The use of supercritical CO2 (SCCO2) and high pressure processing is not new to the food industry; SCCO2 is currently used to decaffeinate coffee, extract botanicals from plants and inactivate enzymes. SCCO2 is also widely used in separation technologies. Numerous academic research programs are developing additional applications for SCCO2.
As shown in Figure 1, the supercritical or fluid phase of carbon dioxide is achieved at low pressure (1099 psi/73 Atm) and moderate temperature (31.1° C). In its supercritical state, CO2 maintains ideal properties of the liquid and gas phases; liquid CO2 is an excellent organic non-polar solvent and gaseous CFO2 has no surface tension, providing unsurpassed penetration.
NovaSterilis SCCO2 sterilization process relies critically on the proprietary NovakillTM additive (peracetic acid, PAA), which boosts the inactivation of bacterial, viral and fungal pathogens using commercially acceptable cycle times. PAA degrades quickly to harmless acetic acid and water, making them suitable for this application.
Because of its safety, ease of use, and harmless residual profile, PAA continues to gain widespread acceptance for wash applications in food processing using concentrations higher than those adopted in the NovaSterilis sterilization process. Notably, PAA is not subject to residual tolerances by the FDA or EPA at normal usage levels. No rinsing is required at levels up to 100 ppm for fruits and vegetables, and up to 500 ppm when sanitizing equipment.
In contrast to washing and rinsing, the NovaSterilis process introduces very low levels of additive into the sterilization chamber. Residual additive is removed during depressurization, producing a finished product ready for immediate use or inventory. Testing for residual chemicals on biomedical products sterilized using the NovaSterilis process has demonstrated no measurable chemical contaminants.

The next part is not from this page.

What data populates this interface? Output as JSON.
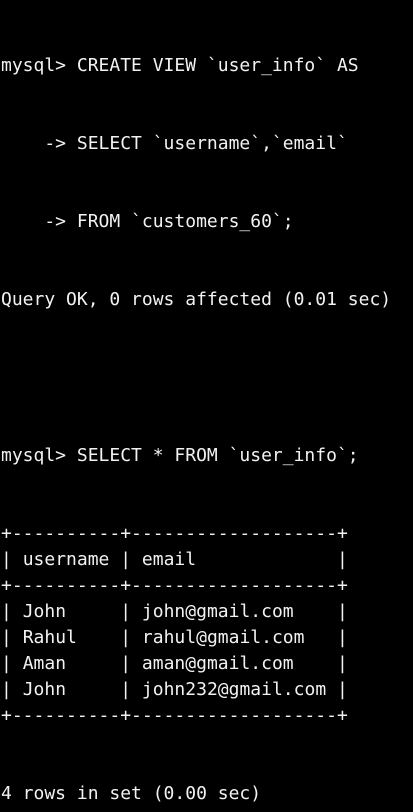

NovaSterilis is actively pursuing additional opportunities to adapt the SCCO2 platform to a range of food processing applications, including sterilization of contaminated grains, powdered ingredients and other dry products. The solvent and penetration properties make SCCO2 an ideal platform for many commercial processes. NovaSterilis envisions the development of SCCO2 processes for enzyme inactivation, extraction technologies, and the infusion of flavors, colors or preservatives.
The company’s highly skilled technical staff is experienced in the commercialization of SCCO2 technologies, with particular expertise in pathogen inactivation and engineering design. NovaSterilis seeks a corporate partner for co-development of large scale, high throughput continuous flow supercritical CO2 sterilization/cold pasteurization equipment that would enable fluid sterilization.
NovaSterilis manufactures 20 and 80 liter fully automated, computerized, and network capable sterilization units (Figure 2). With their compact footprints, these units are ideal for biomedical material companies that require high value and flexibility. Since SCCO2 is easily scaled, adaptation of the technology for food applications could easily be achieved. NovaSterilis provides supportive technical services, assisting customers to determine if this process is appropriate for specific products, establishing cycle times and developing validation and regulatory plans. For more information, visit www.novasterilis.com or call 607-330-2772.